Home > spring-roo, spring-security > Writing a custom JPA UserDetailService

Writing a custom JPA UserDetailService

When using Spring Security in a ROO application, often there is a need for user management, where you can add, edit and delete users etc.. For that you make entity beans for users, roles, groups etc. – depending on your needs. Then you change some sql queries in the jdbc-user-service section of the applicationContext-security.xml file, so that Spring Security uses the same tables as the new entity beans. I would prefer the security to access the tables in the same manner as the rest of the application. Here I will describe how to make a custom UserDetailService, that uses the JPA entity beans in the login process.
For this I only use one entity bean for the users, I have 4 roles and I don’t need more, so they are of type enum, but it could just as well have been a @ManyToMany relation to a role entity. Here is the user entity:

public class SiteUser {

    @Size(min = 3, max = 30)
    @Column(unique = true)
    private String username;

    @Size(max = 100)
    private String passwd;

    private Boolean enabled;

    private Set<SiteRole> roles = new HashSet<SiteRole>();


You need to create a new class that implements UserDetailService. There is only one method in the interface loadUserByUsername and it gives the fully populated User. Spring recommends to return an immutable implementation of UserDetails, so I will the return the usual spring User. The SiteUser. FindSiteUsersByUsername method is a ROO generated finder.

public class JpaUserDetailService implements UserDetailsService {

    public UserDetails loadUserByUsername(String username) throws 								UsernameNotFoundException, DataAccessException {
        TypedQuery<SiteUser> siteUsersQuery = SiteUser.findSiteUsersByUsername(username);
        List<SiteUser> siteUsers = siteUsersQuery.getResultList();
        if (siteUsers.isEmpty()) {
            throw new UsernameNotFoundException("Username " + username + " not found");
        SiteUser siteUser = siteUsers.get(0);
        Set<GrantedAuthority> authorities = new HashSet<GrantedAuthority>();
        Set<SiteRole> siteRoles = siteUser.getRoles();
        System.out.println("siteRoles = " + siteRoles);
        for (SiteRole siteRole : siteRoles) {
            authorities.add(new GrantedAuthorityImpl(siteRole.name()));
        return new User(siteUser.getUsername(), siteUser.getPasswd(), siteUser.getEnabled(),
                true, true, true, authorities);

Now we only need to tell spring security to use the new UserDetailservice. In applicationContext-security.xml do the following.

    <authentication-manager alias="authenticationManager">
        <authentication-provider user-service-ref="customUserDetailsService">
            <password-encoder hash="sha-256"/>

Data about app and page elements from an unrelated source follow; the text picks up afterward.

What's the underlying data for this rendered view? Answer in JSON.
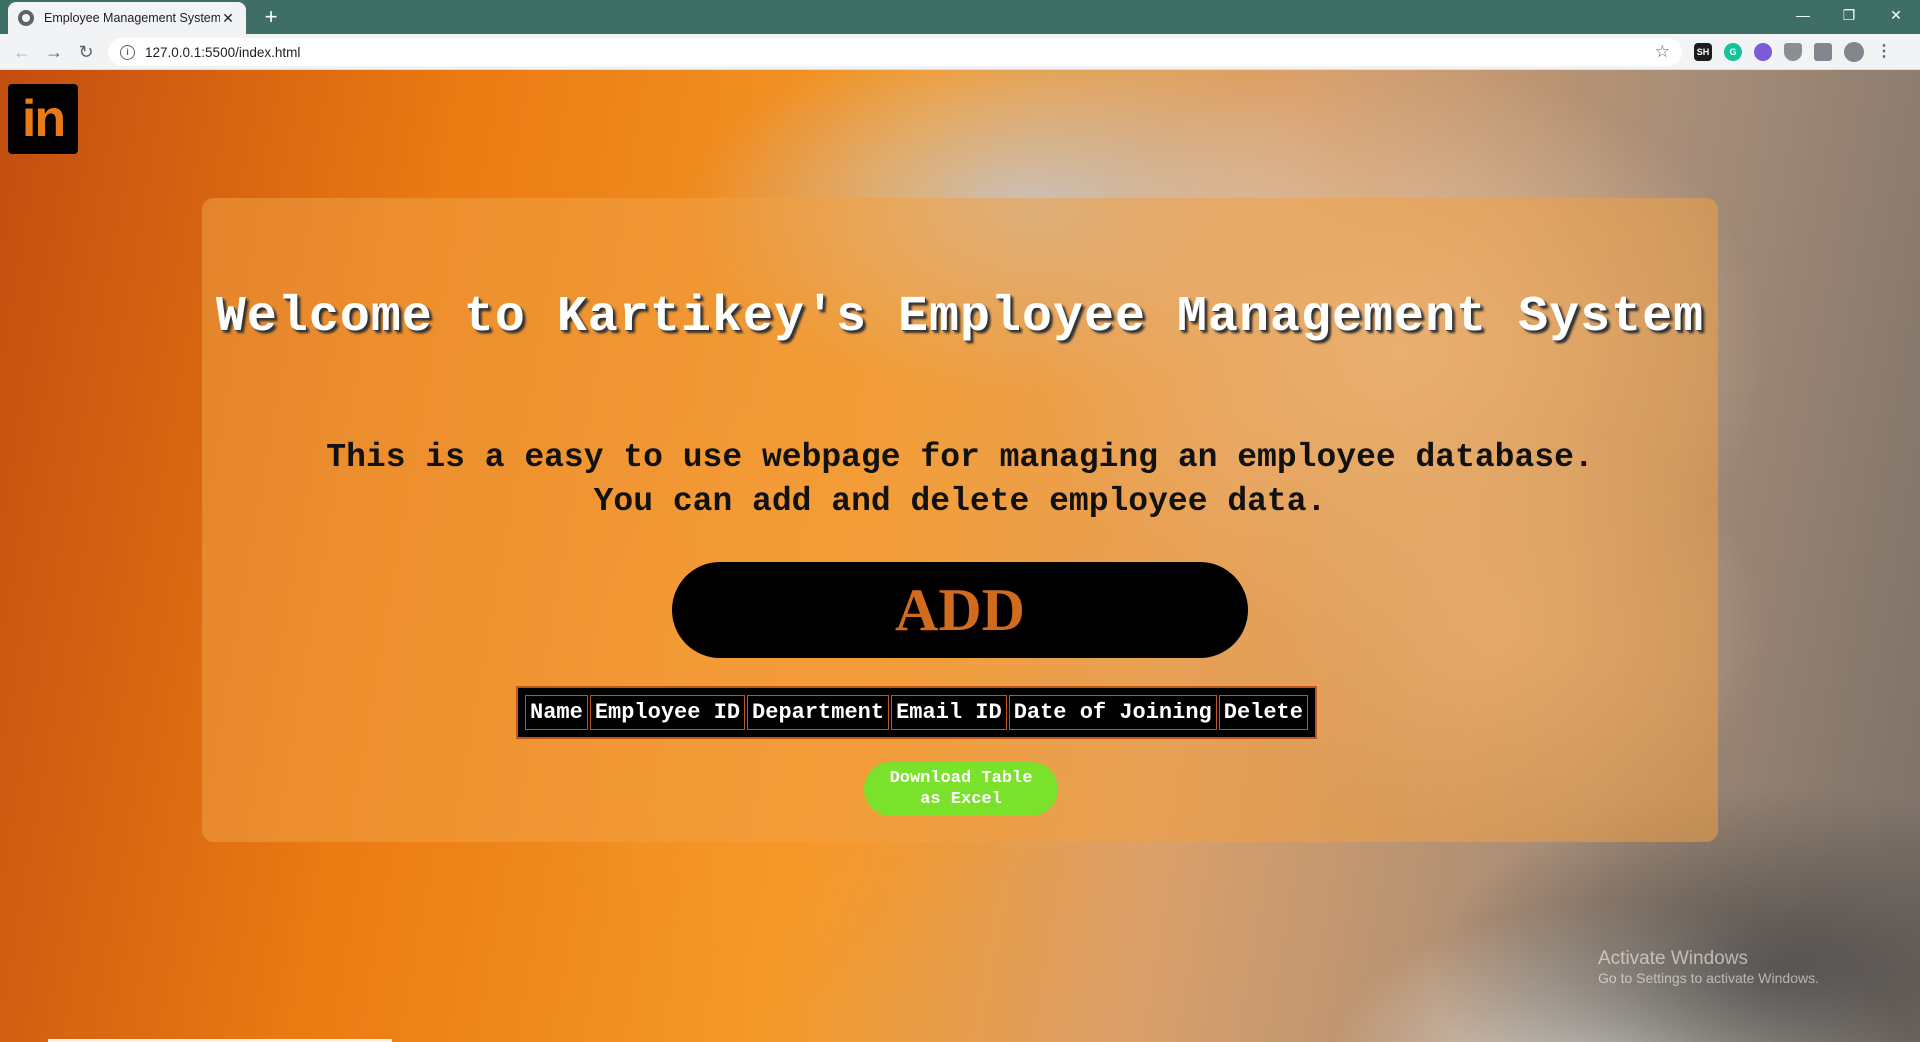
{
  "browser": {
    "tab_title": "Employee Management System",
    "tab_close": "✕",
    "new_tab": "+",
    "url": "127.0.0.1:5500/index.html",
    "window_controls": {
      "minimize": "—",
      "restore": "❐",
      "close": "✕"
    },
    "extensions": {
      "sh_label": "SH",
      "g_label": "G"
    }
  },
  "page": {
    "logo_text": "in",
    "heading": "Welcome to Kartikey's Employee Management System",
    "subtext_line1": "This is a easy to use webpage for managing an employee database.",
    "subtext_line2": "You can add and delete employee data.",
    "add_button": "ADD",
    "table": {
      "columns": [
        "Name",
        "Employee ID",
        "Department",
        "Email ID",
        "Date of Joining",
        "Delete"
      ]
    },
    "download_button": "Download Table as Excel"
  },
  "os_watermark": {
    "title": "Activate Windows",
    "subtitle": "Go to Settings to activate Windows."
  },
  "colors": {
    "accent_orange": "#d16b1e",
    "download_green": "#7be22c",
    "titlebar": "#3f6e66"
  }
}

    <beans:bean id="customUserDetailsService" class="dk.amfibia.cv.security.JpaUserDetailService"/>

In the first attempt I ran into a LazyInitializationException in the siteUser.getRoles()

This error is described here https://jira.springsource.org/browse/ROO-609. It should have been solved in ROO 1.0.2 but the problem seems to be still here in 1.1.3 – I left a comment in jira. As described in the jira, the solution is, in the web.xml, to move the filter mapping of springSecurityFilterChain below the filter-mapping of Spring OpenEntityManagerInViewFilter. Now it works.

  1. No comments yet.
  1. No trackbacks yet.

Leave a Reply

Fill in your details below or click an icon to log in:

WordPress.com Logo

You are commenting using your WordPress.com account. Log Out / Change )

Twitter picture

You are commenting using your Twitter account. Log Out / Change )

Facebook photo

You are commenting using your Facebook account. Log Out / Change )

Google+ photo

You are commenting using your Google+ account. Log Out / Change )

Connecting to %s

%d bloggers like this: